**What this task involves**
All lines in the entries below that hold "kind" make up the answer.
---------- The data ----------
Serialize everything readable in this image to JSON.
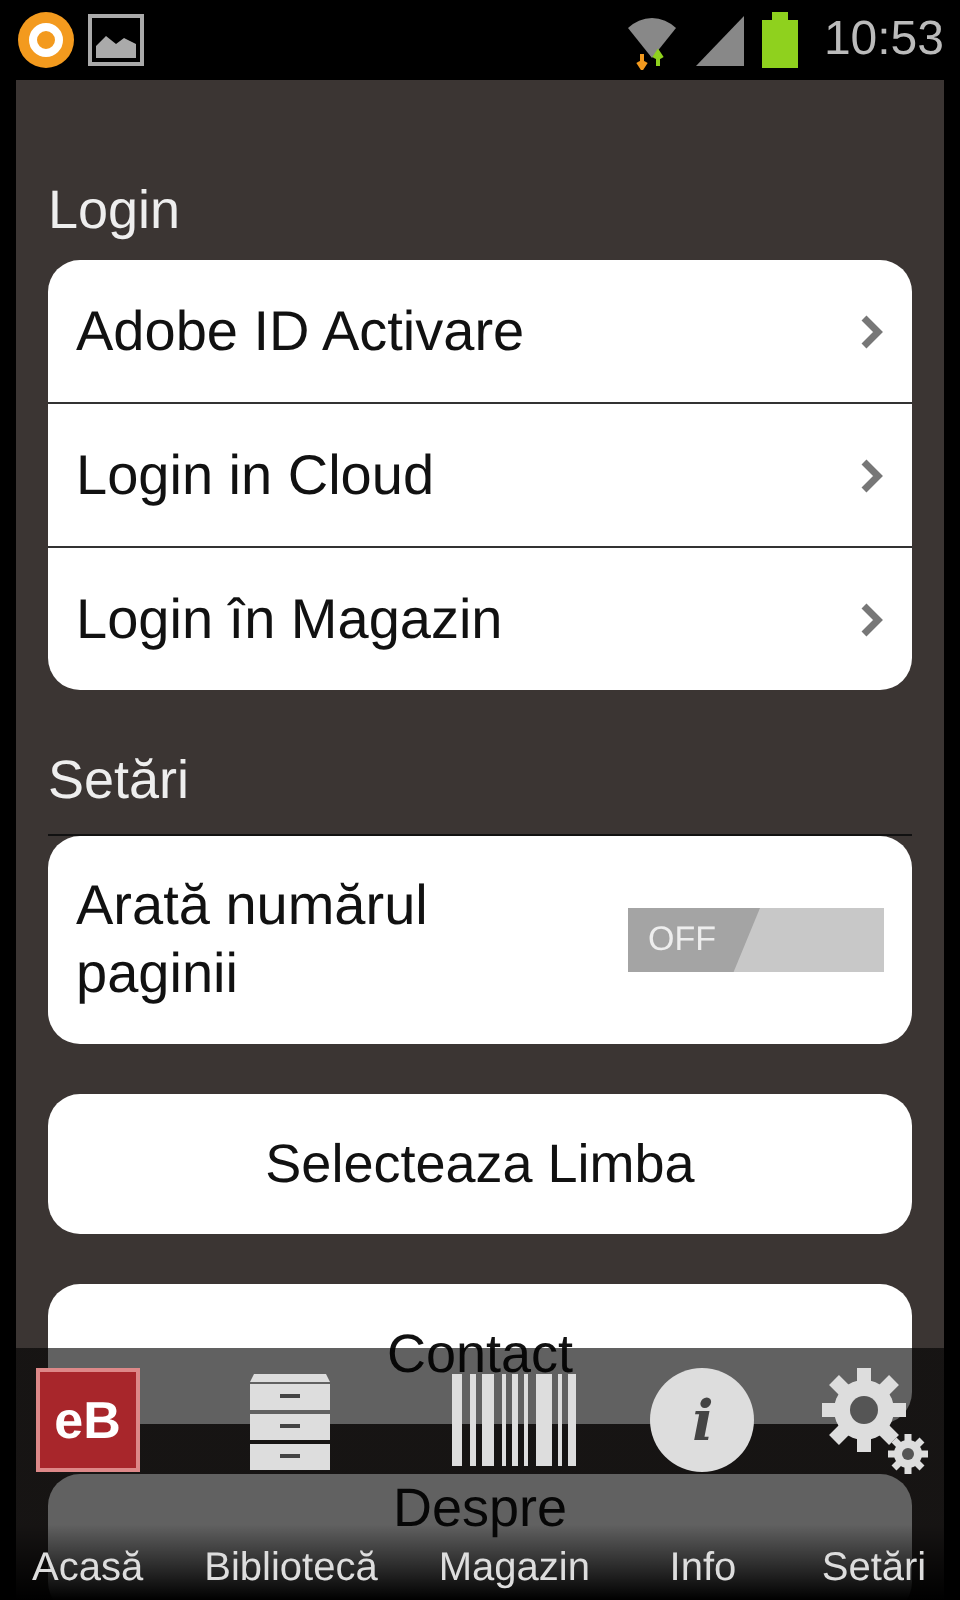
{
  "status_bar": {
    "time": "10:53"
  },
  "sections": [
    {
      "title": "Login",
      "items": [
        {
          "kind": "link",
          "label": "Adobe ID Activare"
        },
        {
          "kind": "link",
          "label": "Login in Cloud"
        },
        {
          "kind": "link",
          "label": "Login în Magazin"
        }
      ]
    },
    {
      "title": "Setări",
      "items": [
        {
          "kind": "toggle",
          "label": "Arată numărul paginii",
          "on": false,
          "toggle_text": "OFF"
        }
      ]
    }
  ],
  "buttons": [
    "Selecteaza Limba",
    "Contact",
    "Despre"
  ],
  "nav": [
    {
      "kind": "home",
      "label": "Acasă",
      "badge": "eB"
    },
    {
      "kind": "library",
      "label": "Bibliotecă"
    },
    {
      "kind": "store",
      "label": "Magazin"
    },
    {
      "kind": "info",
      "label": "Info",
      "glyph": "i"
    },
    {
      "kind": "settings",
      "label": "Setări"
    }
  ]
}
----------
**Response area**
          "kind": "link",
          "kind": "link",
          "kind": "link",
          "kind": "toggle",
      "kind": "home",
      "kind": "library",
      "kind": "store",
      "kind": "info",
      "kind": "settings",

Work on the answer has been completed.